* **THE PROBLEM**: Only the text of the records, copied exactly, is wanted; no pictures.

### DATA FOR PROCESSING

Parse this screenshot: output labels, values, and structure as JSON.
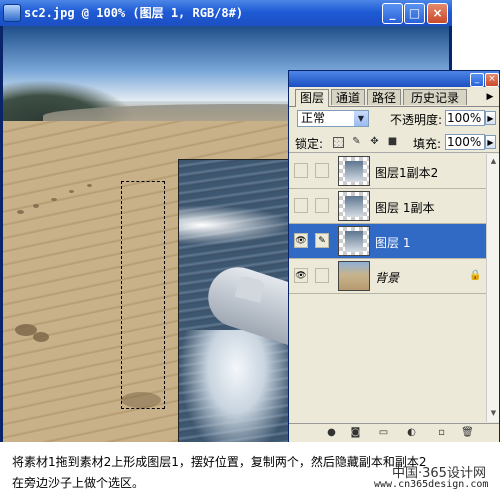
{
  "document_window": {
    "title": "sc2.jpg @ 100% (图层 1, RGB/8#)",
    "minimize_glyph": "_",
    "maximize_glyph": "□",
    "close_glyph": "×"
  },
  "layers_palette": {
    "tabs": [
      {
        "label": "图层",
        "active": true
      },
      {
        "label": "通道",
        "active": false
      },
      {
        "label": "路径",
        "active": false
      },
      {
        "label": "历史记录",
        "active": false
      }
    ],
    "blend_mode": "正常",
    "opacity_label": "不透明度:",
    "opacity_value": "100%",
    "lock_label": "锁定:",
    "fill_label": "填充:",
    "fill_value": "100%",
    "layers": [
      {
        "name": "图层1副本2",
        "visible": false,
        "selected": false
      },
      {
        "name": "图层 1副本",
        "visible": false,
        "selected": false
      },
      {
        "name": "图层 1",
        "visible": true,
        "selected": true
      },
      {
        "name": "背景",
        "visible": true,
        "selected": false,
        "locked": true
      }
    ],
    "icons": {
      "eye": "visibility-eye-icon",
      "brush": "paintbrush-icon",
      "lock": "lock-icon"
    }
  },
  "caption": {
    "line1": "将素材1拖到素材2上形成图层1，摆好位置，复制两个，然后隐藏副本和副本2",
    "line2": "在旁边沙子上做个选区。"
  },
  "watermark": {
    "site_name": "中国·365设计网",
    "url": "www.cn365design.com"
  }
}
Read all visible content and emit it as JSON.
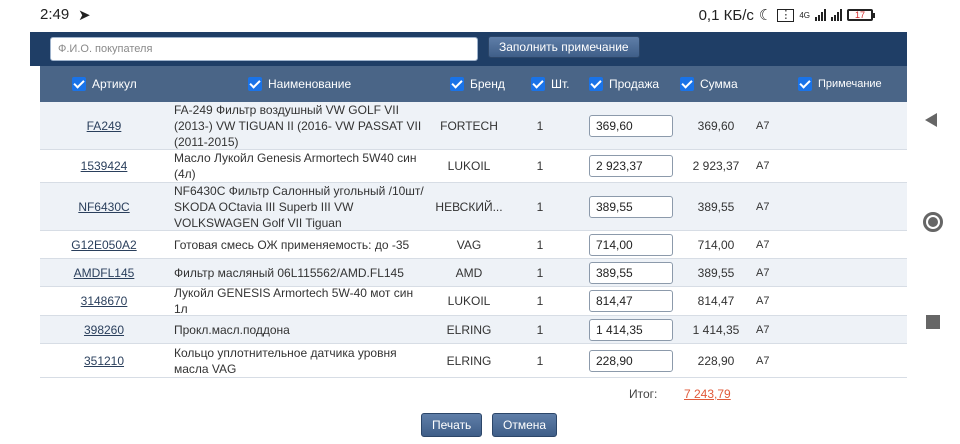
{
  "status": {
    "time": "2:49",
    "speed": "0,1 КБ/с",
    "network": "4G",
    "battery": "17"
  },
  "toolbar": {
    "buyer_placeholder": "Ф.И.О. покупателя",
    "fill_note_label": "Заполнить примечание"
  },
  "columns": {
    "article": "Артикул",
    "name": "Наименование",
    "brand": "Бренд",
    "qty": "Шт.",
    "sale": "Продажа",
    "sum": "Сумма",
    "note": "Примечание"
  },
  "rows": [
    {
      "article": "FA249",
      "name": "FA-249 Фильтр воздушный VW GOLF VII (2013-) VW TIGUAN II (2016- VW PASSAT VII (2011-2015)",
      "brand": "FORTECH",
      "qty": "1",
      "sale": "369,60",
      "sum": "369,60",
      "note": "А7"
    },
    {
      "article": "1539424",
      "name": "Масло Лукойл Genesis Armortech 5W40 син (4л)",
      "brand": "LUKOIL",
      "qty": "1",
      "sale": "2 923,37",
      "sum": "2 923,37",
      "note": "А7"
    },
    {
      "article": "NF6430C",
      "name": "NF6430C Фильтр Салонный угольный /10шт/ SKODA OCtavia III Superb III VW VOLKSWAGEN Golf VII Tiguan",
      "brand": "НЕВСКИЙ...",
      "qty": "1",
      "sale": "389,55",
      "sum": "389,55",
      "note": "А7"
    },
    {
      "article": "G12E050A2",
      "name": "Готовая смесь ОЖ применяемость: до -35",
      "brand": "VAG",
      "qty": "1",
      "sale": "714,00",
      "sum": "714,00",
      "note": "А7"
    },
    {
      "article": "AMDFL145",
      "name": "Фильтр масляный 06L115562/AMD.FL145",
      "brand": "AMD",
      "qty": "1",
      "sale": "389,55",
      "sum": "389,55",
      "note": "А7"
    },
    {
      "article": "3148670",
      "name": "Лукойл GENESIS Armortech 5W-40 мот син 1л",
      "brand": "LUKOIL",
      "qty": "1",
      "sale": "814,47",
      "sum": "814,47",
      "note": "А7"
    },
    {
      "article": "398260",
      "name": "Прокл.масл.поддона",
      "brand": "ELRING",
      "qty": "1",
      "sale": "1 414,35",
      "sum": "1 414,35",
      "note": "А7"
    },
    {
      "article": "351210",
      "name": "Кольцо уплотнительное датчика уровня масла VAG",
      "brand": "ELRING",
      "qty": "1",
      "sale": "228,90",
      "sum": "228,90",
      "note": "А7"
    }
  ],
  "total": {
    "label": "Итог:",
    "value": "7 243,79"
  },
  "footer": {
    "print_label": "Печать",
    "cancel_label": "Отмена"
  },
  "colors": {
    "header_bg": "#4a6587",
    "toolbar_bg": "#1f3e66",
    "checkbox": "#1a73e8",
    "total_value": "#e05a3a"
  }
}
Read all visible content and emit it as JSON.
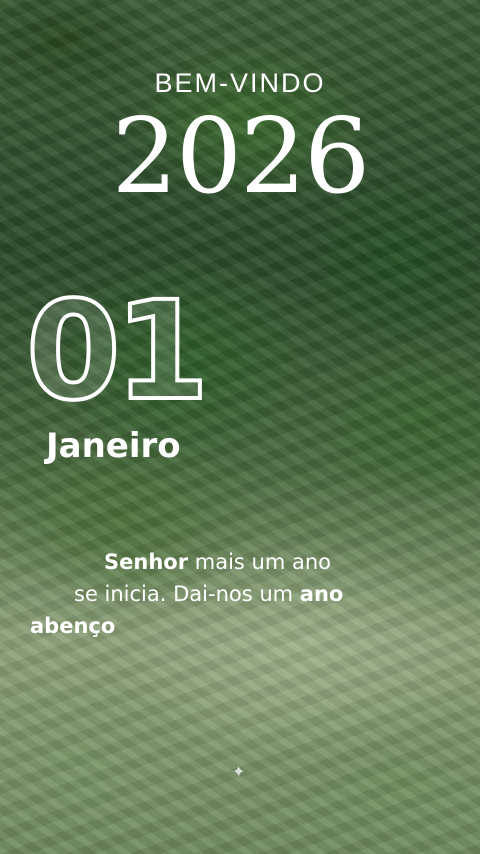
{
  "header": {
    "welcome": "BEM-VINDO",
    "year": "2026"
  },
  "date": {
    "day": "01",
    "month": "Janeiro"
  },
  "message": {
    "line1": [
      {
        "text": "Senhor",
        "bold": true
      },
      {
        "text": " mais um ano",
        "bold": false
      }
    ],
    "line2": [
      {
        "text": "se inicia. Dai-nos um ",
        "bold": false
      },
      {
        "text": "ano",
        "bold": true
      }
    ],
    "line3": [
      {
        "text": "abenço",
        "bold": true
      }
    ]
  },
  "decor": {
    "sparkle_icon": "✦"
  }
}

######

* **SOLUTION FOR THIS TASK**:
Parse this screenshot: output labels, values, and structure as JSON.
{
  "document_window": {
    "title": "sc2.jpg @ 100% (图层 1, RGB/8#)",
    "minimize_glyph": "_",
    "maximize_glyph": "□",
    "close_glyph": "×"
  },
  "layers_palette": {
    "tabs": [
      {
        "label": "图层",
        "active": true
      },
      {
        "label": "通道",
        "active": false
      },
      {
        "label": "路径",
        "active": false
      },
      {
        "label": "历史记录",
        "active": false
      }
    ],
    "blend_mode": "正常",
    "opacity_label": "不透明度:",
    "opacity_value": "100%",
    "lock_label": "锁定:",
    "fill_label": "填充:",
    "fill_value": "100%",
    "layers": [
      {
        "name": "图层1副本2",
        "visible": false,
        "selected": false
      },
      {
        "name": "图层 1副本",
        "visible": false,
        "selected": false
      },
      {
        "name": "图层 1",
        "visible": true,
        "selected": true
      },
      {
        "name": "背景",
        "visible": true,
        "selected": false,
        "locked": true
      }
    ],
    "icons": {
      "eye": "visibility-eye-icon",
      "brush": "paintbrush-icon",
      "lock": "lock-icon"
    }
  },
  "caption": {
    "line1": "将素材1拖到素材2上形成图层1，摆好位置，复制两个，然后隐藏副本和副本2",
    "line2": "在旁边沙子上做个选区。"
  },
  "watermark": {
    "site_name": "中国·365设计网",
    "url": "www.cn365design.com"
  }
}
Read all visible content and emit it as JSON.
{
  "status": {
    "time": "2:49",
    "speed": "0,1 КБ/с",
    "network": "4G",
    "battery": "17"
  },
  "toolbar": {
    "buyer_placeholder": "Ф.И.О. покупателя",
    "fill_note_label": "Заполнить примечание"
  },
  "columns": {
    "article": "Артикул",
    "name": "Наименование",
    "brand": "Бренд",
    "qty": "Шт.",
    "sale": "Продажа",
    "sum": "Сумма",
    "note": "Примечание"
  },
  "rows": [
    {
      "article": "FA249",
      "name": "FA-249 Фильтр воздушный VW GOLF VII (2013-) VW TIGUAN II (2016- VW PASSAT VII (2011-2015)",
      "brand": "FORTECH",
      "qty": "1",
      "sale": "369,60",
      "sum": "369,60",
      "note": "А7"
    },
    {
      "article": "1539424",
      "name": "Масло Лукойл Genesis Armortech 5W40 син (4л)",
      "brand": "LUKOIL",
      "qty": "1",
      "sale": "2 923,37",
      "sum": "2 923,37",
      "note": "А7"
    },
    {
      "article": "NF6430C",
      "name": "NF6430C Фильтр Салонный угольный /10шт/ SKODA OCtavia III Superb III VW VOLKSWAGEN Golf VII Tiguan",
      "brand": "НЕВСКИЙ...",
      "qty": "1",
      "sale": "389,55",
      "sum": "389,55",
      "note": "А7"
    },
    {
      "article": "G12E050A2",
      "name": "Готовая смесь ОЖ применяемость: до -35",
      "brand": "VAG",
      "qty": "1",
      "sale": "714,00",
      "sum": "714,00",
      "note": "А7"
    },
    {
      "article": "AMDFL145",
      "name": "Фильтр масляный 06L115562/AMD.FL145",
      "brand": "AMD",
      "qty": "1",
      "sale": "389,55",
      "sum": "389,55",
      "note": "А7"
    },
    {
      "article": "3148670",
      "name": "Лукойл GENESIS Armortech 5W-40 мот син 1л",
      "brand": "LUKOIL",
      "qty": "1",
      "sale": "814,47",
      "sum": "814,47",
      "note": "А7"
    },
    {
      "article": "398260",
      "name": "Прокл.масл.поддона",
      "brand": "ELRING",
      "qty": "1",
      "sale": "1 414,35",
      "sum": "1 414,35",
      "note": "А7"
    },
    {
      "article": "351210",
      "name": "Кольцо уплотнительное датчика уровня масла VAG",
      "brand": "ELRING",
      "qty": "1",
      "sale": "228,90",
      "sum": "228,90",
      "note": "А7"
    }
  ],
  "total": {
    "label": "Итог:",
    "value": "7 243,79"
  },
  "footer": {
    "print_label": "Печать",
    "cancel_label": "Отмена"
  },
  "colors": {
    "header_bg": "#4a6587",
    "toolbar_bg": "#1f3e66",
    "checkbox": "#1a73e8",
    "total_value": "#e05a3a"
  }
}
Read all visible content and emit it as JSON.
{
  "header": {
    "welcome": "BEM-VINDO",
    "year": "2026"
  },
  "date": {
    "day": "01",
    "month": "Janeiro"
  },
  "message": {
    "line1": [
      {
        "text": "Senhor",
        "bold": true
      },
      {
        "text": " mais um ano",
        "bold": false
      }
    ],
    "line2": [
      {
        "text": "se inicia. Dai-nos um ",
        "bold": false
      },
      {
        "text": "ano",
        "bold": true
      }
    ],
    "line3": [
      {
        "text": "abenço",
        "bold": true
      }
    ]
  },
  "decor": {
    "sparkle_icon": "✦"
  }
}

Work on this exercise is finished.